**TRY IT:** Identify all lines in the data containing the string "Output". Copy them out.

**MATERIAL PROVIDED:**

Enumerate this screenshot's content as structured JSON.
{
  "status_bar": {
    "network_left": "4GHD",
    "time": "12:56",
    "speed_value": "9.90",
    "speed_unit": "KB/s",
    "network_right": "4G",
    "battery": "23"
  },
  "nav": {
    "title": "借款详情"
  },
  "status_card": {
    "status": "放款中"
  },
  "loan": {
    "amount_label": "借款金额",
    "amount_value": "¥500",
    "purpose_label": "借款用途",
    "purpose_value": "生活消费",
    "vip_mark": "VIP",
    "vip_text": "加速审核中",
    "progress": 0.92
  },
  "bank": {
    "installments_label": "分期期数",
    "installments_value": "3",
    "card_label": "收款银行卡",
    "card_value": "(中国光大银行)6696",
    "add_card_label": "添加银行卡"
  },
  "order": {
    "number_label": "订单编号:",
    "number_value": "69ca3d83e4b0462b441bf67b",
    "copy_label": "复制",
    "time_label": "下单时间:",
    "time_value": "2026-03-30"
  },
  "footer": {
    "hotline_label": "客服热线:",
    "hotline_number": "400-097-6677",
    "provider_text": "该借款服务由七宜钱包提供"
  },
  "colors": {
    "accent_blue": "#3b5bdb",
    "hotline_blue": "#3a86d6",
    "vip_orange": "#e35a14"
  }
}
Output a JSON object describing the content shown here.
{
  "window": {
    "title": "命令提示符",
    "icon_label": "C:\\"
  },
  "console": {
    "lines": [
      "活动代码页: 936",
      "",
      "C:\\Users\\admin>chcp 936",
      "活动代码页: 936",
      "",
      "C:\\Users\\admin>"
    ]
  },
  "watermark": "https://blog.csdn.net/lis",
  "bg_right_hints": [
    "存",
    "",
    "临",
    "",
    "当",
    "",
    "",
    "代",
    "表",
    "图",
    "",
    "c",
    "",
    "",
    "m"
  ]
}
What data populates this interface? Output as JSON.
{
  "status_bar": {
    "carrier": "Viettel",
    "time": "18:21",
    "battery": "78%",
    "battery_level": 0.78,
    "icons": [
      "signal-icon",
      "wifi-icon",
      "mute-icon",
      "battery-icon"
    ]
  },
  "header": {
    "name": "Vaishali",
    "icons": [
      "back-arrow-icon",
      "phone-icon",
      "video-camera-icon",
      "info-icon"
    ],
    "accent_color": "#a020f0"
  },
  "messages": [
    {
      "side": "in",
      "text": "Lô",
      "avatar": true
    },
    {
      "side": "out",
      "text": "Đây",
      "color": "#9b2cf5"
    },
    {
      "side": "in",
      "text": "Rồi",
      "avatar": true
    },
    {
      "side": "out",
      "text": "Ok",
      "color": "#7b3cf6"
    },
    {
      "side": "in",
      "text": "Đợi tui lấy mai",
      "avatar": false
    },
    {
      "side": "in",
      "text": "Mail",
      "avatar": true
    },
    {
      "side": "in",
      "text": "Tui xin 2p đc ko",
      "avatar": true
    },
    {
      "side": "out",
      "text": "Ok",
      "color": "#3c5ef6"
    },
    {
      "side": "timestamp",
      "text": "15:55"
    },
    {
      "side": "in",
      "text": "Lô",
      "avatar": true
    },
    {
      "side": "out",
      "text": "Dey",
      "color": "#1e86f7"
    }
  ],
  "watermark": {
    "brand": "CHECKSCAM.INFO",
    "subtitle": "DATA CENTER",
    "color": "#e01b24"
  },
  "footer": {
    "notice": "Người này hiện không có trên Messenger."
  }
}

**ANSWER TO THIS PROBLEM:**
Output a JSON object describing the content shown here.
What data populates this interface? Output as JSON.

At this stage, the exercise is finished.